GE’s earnings were in line with the average estimate for a profit of 44 cents per share, according to analysts surveyed by Thomson Financial. Its revenue, however, just missed the consensus target of $41.62 billion.

On a conference call with analysts, Immelt said GE’s second quarter was lifted by initiatives aimed at improving growth of existing businesses and an upswing in demand in several divisions that should continue propelling future business.

“We are very bullish on the second half of the year and going into 2006 with sustained strong revenue growth,” Immelt said.

The upbeat results prompted GE to tighten its 2005 earnings outlook toward the high end of its previous estimate, saying it now expects to earn between $1.80 and $1.83 per share.

GE previously pegged its annual earnings at $1.78 to $1.83 per share, while analysts are forecasting earnings of $1.82 per share.

The company’s results in the latest quarter were also bolstered by an improved operating profit margin — which widened by 1.6 points to 15.1 percent — as well as a pickup in orders across GE’s businesses.

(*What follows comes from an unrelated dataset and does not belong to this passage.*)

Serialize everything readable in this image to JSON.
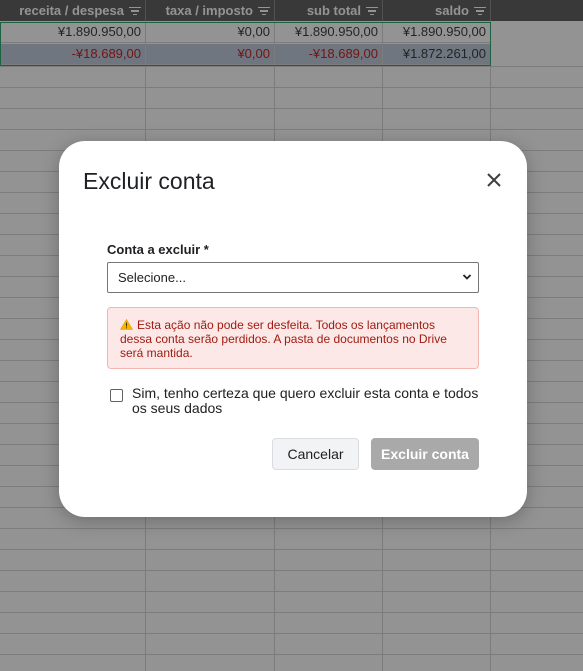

“Total orders for the quarter were up 13 percent over second quarter 2004, and our backlog for major equipment orders grew 15 percent to $23 billion,” Immelt said in a statement detailing GE’s results. “In addition, global revenues increased 20 percent.”

However, Merrill Lynch analyst John Inch said GE’s overall order growth slowed from 16 percent in the first quarter, which he attributed mostly to fewer acquired orders after last year’s acquisitions of medical-technology firm Amersham and Vivendi Universal’s U.S. television and entertainment assets.

GE’s energy business — its largest industrial division — saw both profit and revenue grow 10 percent, to $698 million and $4.54 billion, respectively, in the quarter, when it landed new service contracts worth $1 billion and oil and gas orders jumped 33 percent to more than $1 billion.

But year to date, GE Energy’s earnings have inched just 1 percent higher, reflecting a difficult energy market that has only recently begun to turn around.

Meanwhile, GE’s massive finance unit also posted a strong quarter, with profit from commercial lending advancing 25 percent to $1.22 billion on $6.09 billion in revenue. Its consumer-finance business grew earnings by 23 percent and revenue by 29 percent, GE said.

At NBC Universal, GE’s television, film and theme-park business, profit surged 27 percent to $979 million, with revenue rising 12 percent to $3.77 billion, the company said.